The Internet has provided enormous opportunities for the exercise of the rights to freedom expression, association, and peaceful assembly. As global civic space has shrunk, the online sphere has proven essential for human rights defenders, media, and civil society more broadly, to access and share information and to hold the powerful to account.
The Internet has also brought new challenges. The proliferation of ‘hate speech’ and harassment targeting marginalised groups and human rights defenders, disinformation intended to undermine public debate and trust, incitement to terrorist acts, are among those with significant and negative human rights impacts.
Increasingly, States are engaging in regulation that threatens to restrict online civic space, often delegating the complex task of policing speech to private actors, without also delegating clear responsibilities to respect human rights.
While moves toward regulation are often rooted in genuine concern for the public interest, many States deploy similar arguments as a smokescreen for their efforts to consolidate power, control public discourse, and silence oppositional voices, under the auspices of protecting “national sovereignty” or “security”.
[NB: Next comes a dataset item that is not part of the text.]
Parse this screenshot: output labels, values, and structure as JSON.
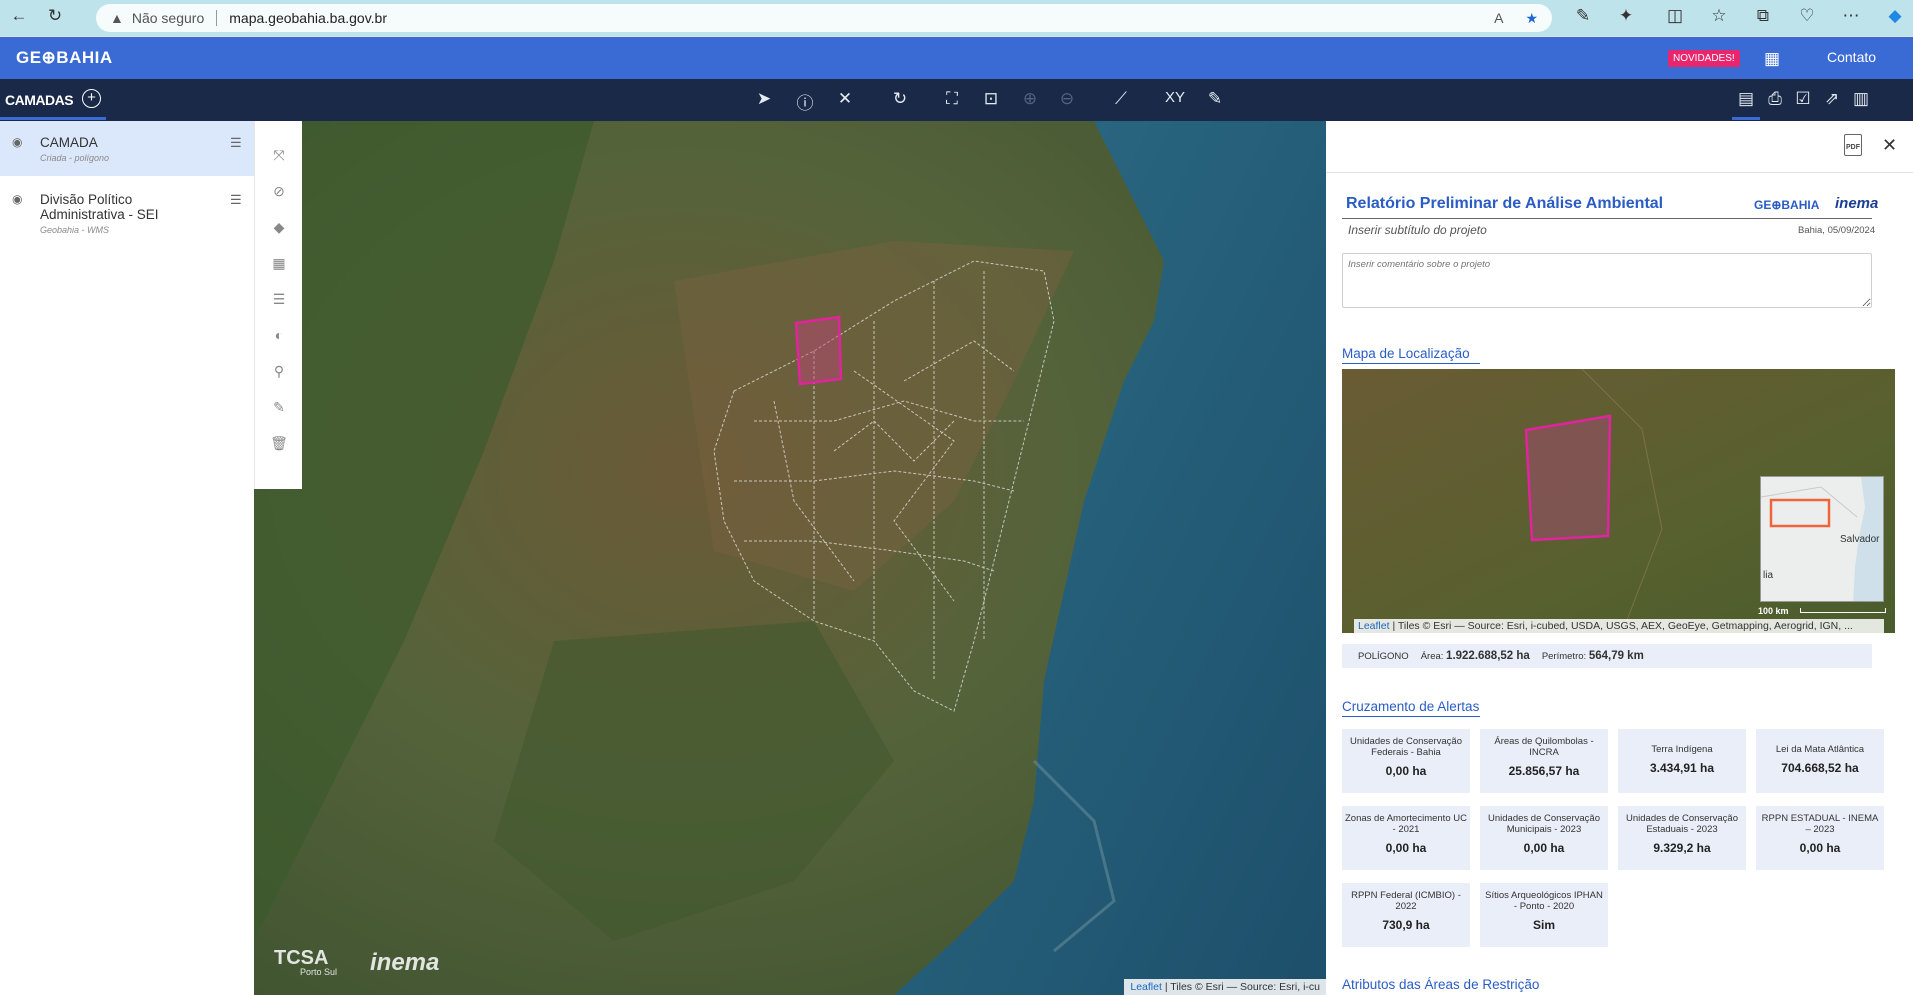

Unchecked surveillance, criminalization of online expression and “cybercrime” prosecutions, data localisation regulations, attacks on encryption, increased website blocking and filtering, and internet shutdowns, are all on the rise, alongside less sophisticated but severe forms of harassment and intimidation. Private actors are often coopted into or actively profit from these human rights abuses, through arrangements that are opaque and outside of applicable legal frameworks.
These trends pose significant challenges to the Human Rights Council’s often-repeated maxim that “the same human rights people have offline must also be protected online.”
Join us to discuss what role the Human Rights Council can and should play in bolstering support for normative progress and action in defending our online civic space.
To highlight the necessity of a human rights-based approach to regulatory efforts in the technology sector, we co-organized with the UN Human Rights B-Tech Project and the Centre for Democracy & Technology’s Europe Office a multi-stakeholder consultation attended by business, academia, civil society and state representatives.
With over 500 registered participants in Geneva and online and 24 partners, the conference focused on the capacity of domestic actors to mutually engage with each other and liaise with Geneva-based international human rights bodies in the context of implementation, monitoring and follow-up to UN human rights recommendations.
This event – co-organized with the Association for the Prevention of Torture (APT) – will discuss the new Principles on Effective Interviewing for Investigations and Information Gathering – also known as the Méndez Principles.
Francisco Proner / Farpa/ CIDH
This short course, which can be followed in Geneva or online, aims at presenting the institutions and procedures in charge of the implementation of international human rights law.
Dave Klassen/The EITI
This project aims to further identify and clarify policies and practices for States and business, including public and private investors, across the full ‘conflict cycle’ and the ‘Protect, Respect and Remedy’ pillars of the UN Guiding Principles on Business and Human Rights.
After having provided academic support to the negotiation of the UN Declaration for ten years, this research project focuses on the implementation of the UN Declaration on the rights of peasants and other people working in rural areas.